I'm still writing Bad Apple 2, I've started to research for another project and between the news of the day and everything else, anything I could say wouldn't be appropriate for a mixed audience.
I'm trying to sort through the massive change that's transpired over this year. For at least half of my career, I could pitch an idea and if it was liked I would go forward. For the other half I had to write the whole thing before it was considered. You might think writing the whole thing came first. No, it came last. As if the fact I have published a good number of books already said nothing about my ability to write a book. (I have an analogy here but I'm not going to use it.)
I really started to hate this business and not want to write anymore. I prayed to not write anymore.

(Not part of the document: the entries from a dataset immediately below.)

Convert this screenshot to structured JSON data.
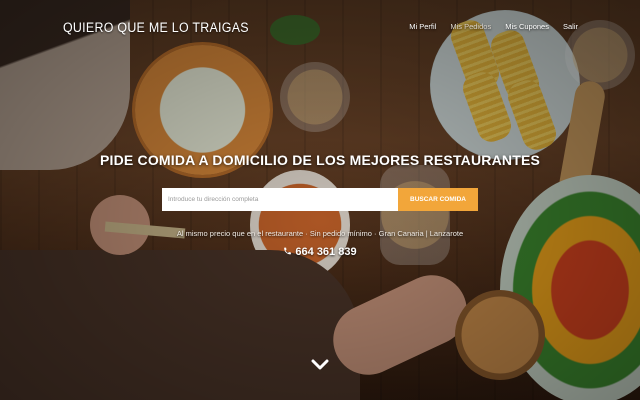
{
  "header": {
    "brand": "QUIERO QUE ME LO TRAIGAS",
    "nav": [
      {
        "label": "Mi Perfil"
      },
      {
        "label": "Mis Pedidos"
      },
      {
        "label": "Mis Cupones"
      },
      {
        "label": "Salir"
      }
    ]
  },
  "hero": {
    "title": "PIDE COMIDA A DOMICILIO DE LOS MEJORES RESTAURANTES",
    "search": {
      "placeholder": "Introduce tu dirección completa",
      "value": "",
      "button_label": "BUSCAR COMIDA"
    },
    "tagline": "Al mismo precio que en el restaurante · Sin pedido mínimo · Gran Canaria | Lanzarote",
    "phone": "664 361 839",
    "icons": {
      "phone": "phone-icon",
      "scroll": "chevron-down-icon"
    }
  },
  "colors": {
    "accent": "#f2a63a",
    "text": "#ffffff",
    "nav_dim": "#d9d2c8"
  }
}
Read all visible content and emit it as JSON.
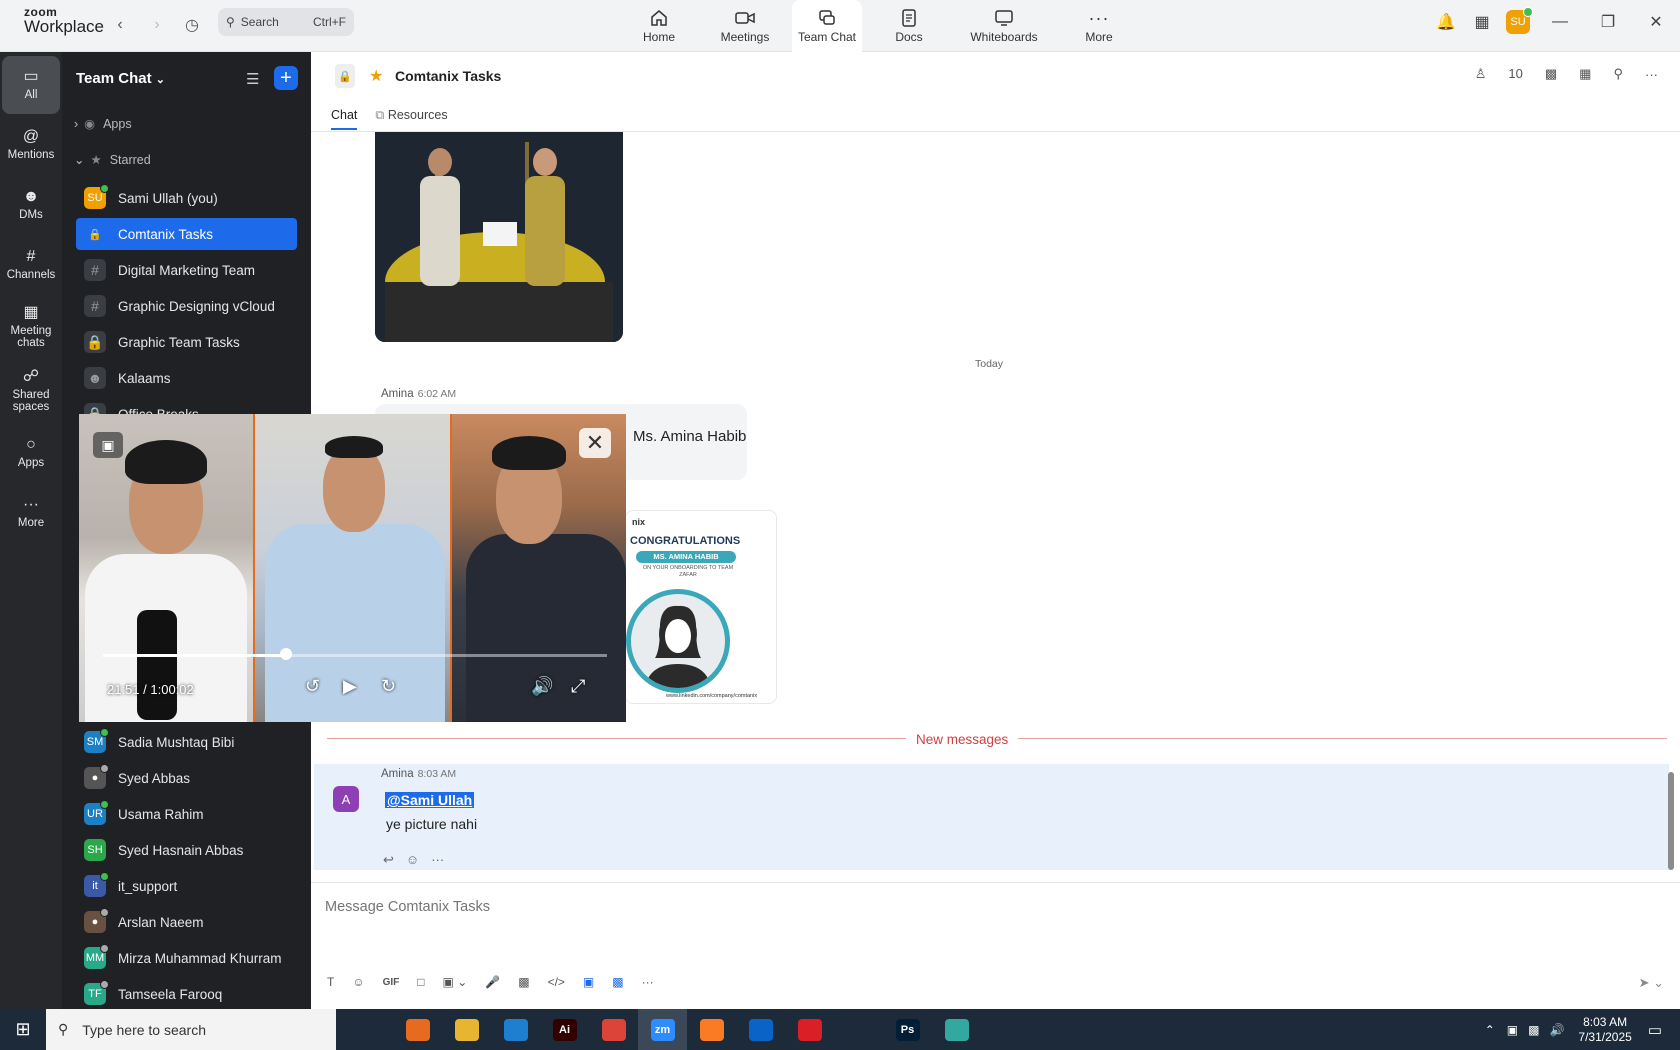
{
  "app": {
    "logo_line1": "zoom",
    "logo_line2": "Workplace"
  },
  "titlebar": {
    "search_placeholder": "Search",
    "search_shortcut": "Ctrl+F",
    "tabs": [
      {
        "label": "Home",
        "icon": "home-icon"
      },
      {
        "label": "Meetings",
        "icon": "video-camera-icon"
      },
      {
        "label": "Team Chat",
        "icon": "chat-icon",
        "active": true
      },
      {
        "label": "Docs",
        "icon": "document-icon"
      },
      {
        "label": "Whiteboards",
        "icon": "whiteboard-icon"
      },
      {
        "label": "More",
        "icon": "more-icon"
      }
    ],
    "user_initials": "SU"
  },
  "rail": [
    {
      "label": "All",
      "icon": "chat-bubble-icon",
      "active": true
    },
    {
      "label": "Mentions",
      "icon": "at-icon"
    },
    {
      "label": "DMs",
      "icon": "people-icon"
    },
    {
      "label": "Channels",
      "icon": "hash-icon"
    },
    {
      "label": "Meeting chats",
      "icon": "calendar-icon"
    },
    {
      "label": "Shared spaces",
      "icon": "share-icon"
    },
    {
      "label": "Apps",
      "icon": "apps-icon"
    },
    {
      "label": "More",
      "icon": "more-icon"
    }
  ],
  "sidebar": {
    "title": "Team Chat",
    "sections": {
      "apps": "Apps",
      "starred": "Starred"
    },
    "items_top": [
      {
        "label": "Sami Ullah (you)",
        "initials": "SU",
        "color": "#f0a000",
        "type": "avatar-dot"
      },
      {
        "label": "Comtanix Tasks",
        "type": "lock",
        "active": true
      },
      {
        "label": "Digital Marketing Team",
        "type": "hash"
      },
      {
        "label": "Graphic Designing vCloud",
        "type": "hash"
      },
      {
        "label": "Graphic Team Tasks",
        "type": "lock"
      },
      {
        "label": "Kalaams",
        "type": "group"
      },
      {
        "label": "Office Breaks",
        "type": "lock"
      }
    ],
    "items_bottom": [
      {
        "label": "Sadia Mushtaq Bibi",
        "initials": "SM",
        "color": "#1d7fc4",
        "type": "avatar-dot"
      },
      {
        "label": "Syed Abbas",
        "initials": "",
        "color": "#555555",
        "type": "avatar-photo"
      },
      {
        "label": "Usama Rahim",
        "initials": "UR",
        "color": "#1d7fc4",
        "type": "avatar-dot"
      },
      {
        "label": "Syed Hasnain Abbas",
        "initials": "SH",
        "color": "#2aa84a",
        "type": "avatar-plain"
      },
      {
        "label": "it_support",
        "initials": "",
        "color": "#3a5aa8",
        "type": "avatar-dot"
      },
      {
        "label": "Arslan Naeem",
        "initials": "",
        "color": "#6a5040",
        "type": "avatar-photo"
      },
      {
        "label": "Mirza Muhammad Khurram",
        "initials": "MM",
        "color": "#2aa88a",
        "type": "avatar-gray"
      },
      {
        "label": "Tamseela Farooq",
        "initials": "TF",
        "color": "#2aa88a",
        "type": "avatar-gray"
      }
    ]
  },
  "channel": {
    "title": "Comtanix Tasks",
    "tabs": [
      "Chat",
      "Resources"
    ],
    "member_count": "10",
    "day_separator": "Today",
    "new_messages_label": "New messages",
    "composer_placeholder": "Message Comtanix Tasks"
  },
  "messages": [
    {
      "sender": "Amina",
      "time": "6:02 AM",
      "text": "Ms. Amina Habib"
    },
    {
      "sender": "Amina",
      "time": "8:03 AM",
      "avatar": "A",
      "mention": "@Sami Ullah",
      "text": "ye picture nahi"
    }
  ],
  "certificate": {
    "brand": "nix",
    "heading": "CONGRATULATIONS",
    "name": "MS. AMINA HABIB",
    "line": "ON YOUR ONBOARDING TO TEAM ZAFAR",
    "footer": "www.linkedin.com/company/comtanix"
  },
  "video": {
    "time": "21:51 / 1:00:02",
    "progress": 0.364
  },
  "taskbar": {
    "search_placeholder": "Type here to search",
    "time": "8:03 AM",
    "date": "7/31/2025",
    "apps": [
      {
        "label": "",
        "icon": "task-view-icon",
        "color": "#1c2a3a"
      },
      {
        "label": "",
        "icon": "firefox-icon",
        "color": "#e66a1f"
      },
      {
        "label": "",
        "icon": "file-explorer-icon",
        "color": "#e8b530"
      },
      {
        "label": "",
        "icon": "vscode-icon",
        "color": "#1e7fd0"
      },
      {
        "label": "Ai",
        "icon": "illustrator-icon",
        "color": "#330000"
      },
      {
        "label": "",
        "icon": "chrome-icon",
        "color": "#dc4437"
      },
      {
        "label": "zm",
        "icon": "zoom-icon",
        "color": "#2d8cff",
        "active": true
      },
      {
        "label": "",
        "icon": "xampp-icon",
        "color": "#fb7a24"
      },
      {
        "label": "",
        "icon": "outlook-icon",
        "color": "#0a64c8"
      },
      {
        "label": "",
        "icon": "creative-cloud-icon",
        "color": "#da1f26"
      },
      {
        "label": "",
        "icon": "pen-tool-icon",
        "color": "#1c2a3a"
      },
      {
        "label": "Ps",
        "icon": "photoshop-icon",
        "color": "#001e36"
      },
      {
        "label": "",
        "icon": "app-gem-icon",
        "color": "#33a8a0"
      }
    ]
  }
}
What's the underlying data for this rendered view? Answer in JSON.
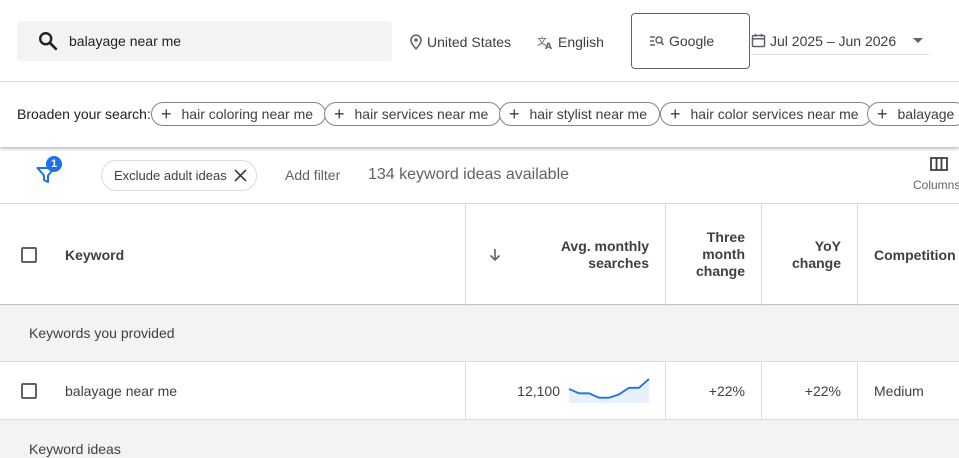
{
  "search": {
    "query": "balayage near me"
  },
  "location": {
    "label": "United States",
    "icon": "location-pin-icon"
  },
  "language": {
    "label": "English",
    "icon": "translate-icon"
  },
  "network": {
    "label": "Google",
    "icon": "search-network-icon"
  },
  "date_range": {
    "label": "Jul 2025 – Jun 2026",
    "icon": "calendar-icon"
  },
  "broaden": {
    "label": "Broaden your search:",
    "chips": [
      "hair coloring near me",
      "hair services near me",
      "hair stylist near me",
      "hair color services near me",
      "balayage"
    ]
  },
  "filters": {
    "badge_count": "1",
    "exclude_chip": "Exclude adult ideas",
    "add_filter": "Add filter",
    "ideas_count": "134 keyword ideas available",
    "columns_label": "Columns"
  },
  "table": {
    "headers": {
      "keyword": "Keyword",
      "avg_monthly_line1": "Avg. monthly",
      "avg_monthly_line2": "searches",
      "three_month_line1": "Three",
      "three_month_line2": "month",
      "three_month_line3": "change",
      "yoy_line1": "YoY",
      "yoy_line2": "change",
      "competition": "Competition"
    },
    "groups": {
      "provided": "Keywords you provided",
      "ideas": "Keyword ideas"
    },
    "rows": [
      {
        "keyword": "balayage near me",
        "avg_monthly": "12,100",
        "trend": [
          0.55,
          0.35,
          0.35,
          0.15,
          0.15,
          0.3,
          0.6,
          0.6,
          1.0
        ],
        "three_month": "+22%",
        "yoy": "+22%",
        "competition": "Medium"
      }
    ]
  },
  "colors": {
    "accent": "#1a73e8",
    "trend_fill": "#e8f0fe"
  }
}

Then the great blessing of ebooks arrived and over the course of the year, I started to love the process of creating a book.
You can't pitch anyone an ebook, you have to write it. So if I'm not getting the balm of money to write a less than pleasurable book, I should love the project. I'm sort of right back to the beginning of my career when I loved what I wrote and that was the reason for it.
I don't know what I'll write next. Bad Apple 3 probably. Just Kate is my bestselling book at B&N, followed by Summer Horse. At Amazon it's Not Low Maintenance. This doesn't tell me anything. A Young Adult book, a Middle Reader book and a Women's Fiction atypical love story that doesn't follow the romance formula.
How lucky that all these books are finding an audience. In the world of tradpub, this kind of shotgun approach is frowned upon. And Joe Konrath proves me wrong every day. Stick to what you're good at. Stick to the one thing. We can't pigeonhole you if you don't stick to one thing. That tyranny is dead. Although I'm sure it's still very valid advice in epub--get a lot of books under your belt about vampires or brutal killers and the audience will find you.
The next post will be the recipe for Indian Pudding, something required at this time of year.